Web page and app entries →
■ ■ ■ ■

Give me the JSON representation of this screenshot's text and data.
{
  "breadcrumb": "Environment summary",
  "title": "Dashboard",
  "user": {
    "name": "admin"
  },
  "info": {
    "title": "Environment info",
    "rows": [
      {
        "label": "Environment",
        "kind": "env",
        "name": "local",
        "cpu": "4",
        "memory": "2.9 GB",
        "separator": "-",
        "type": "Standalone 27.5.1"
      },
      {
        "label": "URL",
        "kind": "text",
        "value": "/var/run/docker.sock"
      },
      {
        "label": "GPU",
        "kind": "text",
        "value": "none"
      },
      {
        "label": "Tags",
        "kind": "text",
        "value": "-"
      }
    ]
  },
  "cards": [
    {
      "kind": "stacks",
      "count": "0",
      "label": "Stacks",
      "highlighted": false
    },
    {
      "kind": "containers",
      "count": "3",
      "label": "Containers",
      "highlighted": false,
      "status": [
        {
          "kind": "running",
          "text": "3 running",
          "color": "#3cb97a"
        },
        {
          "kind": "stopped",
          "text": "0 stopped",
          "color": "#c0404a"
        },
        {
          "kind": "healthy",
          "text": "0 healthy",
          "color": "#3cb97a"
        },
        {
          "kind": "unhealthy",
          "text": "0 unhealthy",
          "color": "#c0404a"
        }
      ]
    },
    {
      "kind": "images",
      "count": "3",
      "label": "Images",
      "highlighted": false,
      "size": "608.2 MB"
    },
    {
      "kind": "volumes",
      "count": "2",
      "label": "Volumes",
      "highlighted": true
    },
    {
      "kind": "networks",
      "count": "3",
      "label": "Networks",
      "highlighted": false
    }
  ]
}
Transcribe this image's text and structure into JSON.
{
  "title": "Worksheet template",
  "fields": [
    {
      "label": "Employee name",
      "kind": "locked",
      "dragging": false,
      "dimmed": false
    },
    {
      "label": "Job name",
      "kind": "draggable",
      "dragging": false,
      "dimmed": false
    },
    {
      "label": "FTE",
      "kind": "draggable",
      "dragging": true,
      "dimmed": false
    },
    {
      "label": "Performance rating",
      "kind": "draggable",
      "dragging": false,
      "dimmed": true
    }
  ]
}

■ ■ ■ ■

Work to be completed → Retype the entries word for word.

Task response →
Give me the JSON representation of this screenshot's text and data.
{
  "breadcrumb": "Environment summary",
  "title": "Dashboard",
  "user": {
    "name": "admin"
  },
  "info": {
    "title": "Environment info",
    "rows": [
      {
        "label": "Environment",
        "kind": "env",
        "name": "local",
        "cpu": "4",
        "memory": "2.9 GB",
        "separator": "-",
        "type": "Standalone 27.5.1"
      },
      {
        "label": "URL",
        "kind": "text",
        "value": "/var/run/docker.sock"
      },
      {
        "label": "GPU",
        "kind": "text",
        "value": "none"
      },
      {
        "label": "Tags",
        "kind": "text",
        "value": "-"
      }
    ]
  },
  "cards": [
    {
      "kind": "stacks",
      "count": "0",
      "label": "Stacks",
      "highlighted": false
    },
    {
      "kind": "containers",
      "count": "3",
      "label": "Containers",
      "highlighted": false,
      "status": [
        {
          "kind": "running",
          "text": "3 running",
          "color": "#3cb97a"
        },
        {
          "kind": "stopped",
          "text": "0 stopped",
          "color": "#c0404a"
        },
        {
          "kind": "healthy",
          "text": "0 healthy",
          "color": "#3cb97a"
        },
        {
          "kind": "unhealthy",
          "text": "0 unhealthy",
          "color": "#c0404a"
        }
      ]
    },
    {
      "kind": "images",
      "count": "3",
      "label": "Images",
      "highlighted": false,
      "size": "608.2 MB"
    },
    {
      "kind": "volumes",
      "count": "2",
      "label": "Volumes",
      "highlighted": true
    },
    {
      "kind": "networks",
      "count": "3",
      "label": "Networks",
      "highlighted": false
    }
  ]
}
Transcribe this image's text and structure into JSON.
{
  "title": "Worksheet template",
  "fields": [
    {
      "label": "Employee name",
      "kind": "locked",
      "dragging": false,
      "dimmed": false
    },
    {
      "label": "Job name",
      "kind": "draggable",
      "dragging": false,
      "dimmed": false
    },
    {
      "label": "FTE",
      "kind": "draggable",
      "dragging": true,
      "dimmed": false
    },
    {
      "label": "Performance rating",
      "kind": "draggable",
      "dragging": false,
      "dimmed": true
    }
  ]
}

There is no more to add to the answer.